Moving away from the mindset of dieting, Alicia helps clients build a toolkit of strategies to reduce stress and increase peace of mind. She supports her clients through one-on-one sessions and a virtual meal planning program to build helpful habits and create actionable plans to meet their goals.
‘Quick & Delish by Alicia Connor’ is a video cooking series on YouTube where Alicia presents easy recipes with minimal steps for flavorful, balanced meals.
- Header: Two multicultural families enjoying a meal at home together.
- Closeup of healthy meals enjoyed by friends.
- Family having a meal together.
- Closeup of people serving themselves with canapes in a buffet of a restaurant.
- A group of mature friends are sitting around an outdoor dining table eathing a Mediterranean meal.

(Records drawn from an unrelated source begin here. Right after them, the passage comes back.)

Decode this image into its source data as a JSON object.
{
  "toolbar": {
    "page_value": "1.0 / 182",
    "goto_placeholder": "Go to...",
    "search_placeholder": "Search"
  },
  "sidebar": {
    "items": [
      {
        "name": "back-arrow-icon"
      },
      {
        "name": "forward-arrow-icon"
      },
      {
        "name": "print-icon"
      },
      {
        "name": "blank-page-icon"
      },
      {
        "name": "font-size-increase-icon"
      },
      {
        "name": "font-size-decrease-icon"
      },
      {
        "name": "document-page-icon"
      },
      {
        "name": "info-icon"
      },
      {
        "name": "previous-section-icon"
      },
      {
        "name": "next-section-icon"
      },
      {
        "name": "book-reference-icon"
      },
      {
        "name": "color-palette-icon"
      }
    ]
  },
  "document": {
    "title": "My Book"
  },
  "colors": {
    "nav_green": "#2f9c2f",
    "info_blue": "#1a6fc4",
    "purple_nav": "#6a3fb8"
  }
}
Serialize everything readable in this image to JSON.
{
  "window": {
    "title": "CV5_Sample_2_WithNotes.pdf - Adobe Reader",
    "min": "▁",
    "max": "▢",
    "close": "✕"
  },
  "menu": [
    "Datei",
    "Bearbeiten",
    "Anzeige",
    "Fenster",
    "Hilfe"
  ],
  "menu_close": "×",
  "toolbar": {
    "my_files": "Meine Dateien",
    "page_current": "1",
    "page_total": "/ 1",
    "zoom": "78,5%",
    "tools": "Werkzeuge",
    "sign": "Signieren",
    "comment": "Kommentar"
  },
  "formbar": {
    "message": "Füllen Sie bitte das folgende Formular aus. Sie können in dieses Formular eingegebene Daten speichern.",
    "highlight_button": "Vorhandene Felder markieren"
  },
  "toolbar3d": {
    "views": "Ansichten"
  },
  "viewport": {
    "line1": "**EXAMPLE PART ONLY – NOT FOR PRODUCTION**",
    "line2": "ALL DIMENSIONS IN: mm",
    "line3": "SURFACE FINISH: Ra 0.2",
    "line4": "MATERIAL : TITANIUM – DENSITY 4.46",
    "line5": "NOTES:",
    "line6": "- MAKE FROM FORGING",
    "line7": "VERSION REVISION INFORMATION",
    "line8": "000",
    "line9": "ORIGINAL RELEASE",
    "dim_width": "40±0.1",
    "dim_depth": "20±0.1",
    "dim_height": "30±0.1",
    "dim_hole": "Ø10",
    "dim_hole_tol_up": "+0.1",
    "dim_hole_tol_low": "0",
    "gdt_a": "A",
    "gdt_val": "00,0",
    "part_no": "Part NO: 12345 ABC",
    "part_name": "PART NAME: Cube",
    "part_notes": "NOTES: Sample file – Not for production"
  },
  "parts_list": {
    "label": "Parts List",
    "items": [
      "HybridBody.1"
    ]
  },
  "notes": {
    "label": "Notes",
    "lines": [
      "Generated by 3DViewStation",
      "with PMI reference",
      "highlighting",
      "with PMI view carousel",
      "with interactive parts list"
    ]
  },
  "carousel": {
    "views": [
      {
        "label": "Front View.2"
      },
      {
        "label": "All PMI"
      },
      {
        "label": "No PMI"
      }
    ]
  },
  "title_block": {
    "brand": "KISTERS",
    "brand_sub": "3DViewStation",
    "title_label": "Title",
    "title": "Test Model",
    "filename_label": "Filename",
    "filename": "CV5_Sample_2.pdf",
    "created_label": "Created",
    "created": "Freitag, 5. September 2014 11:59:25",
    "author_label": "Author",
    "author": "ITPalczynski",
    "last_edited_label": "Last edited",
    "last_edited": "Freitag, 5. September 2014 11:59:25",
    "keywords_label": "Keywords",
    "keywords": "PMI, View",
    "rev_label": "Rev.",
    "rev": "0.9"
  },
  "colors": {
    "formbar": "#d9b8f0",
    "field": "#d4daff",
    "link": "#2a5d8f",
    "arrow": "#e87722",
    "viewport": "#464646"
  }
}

- Author photo: Alicia Connor a pretty brunette with dark wavy shoulder-length hair wearing a denim jacket as she leans on a kitchen counter with assorted veggies in front of her.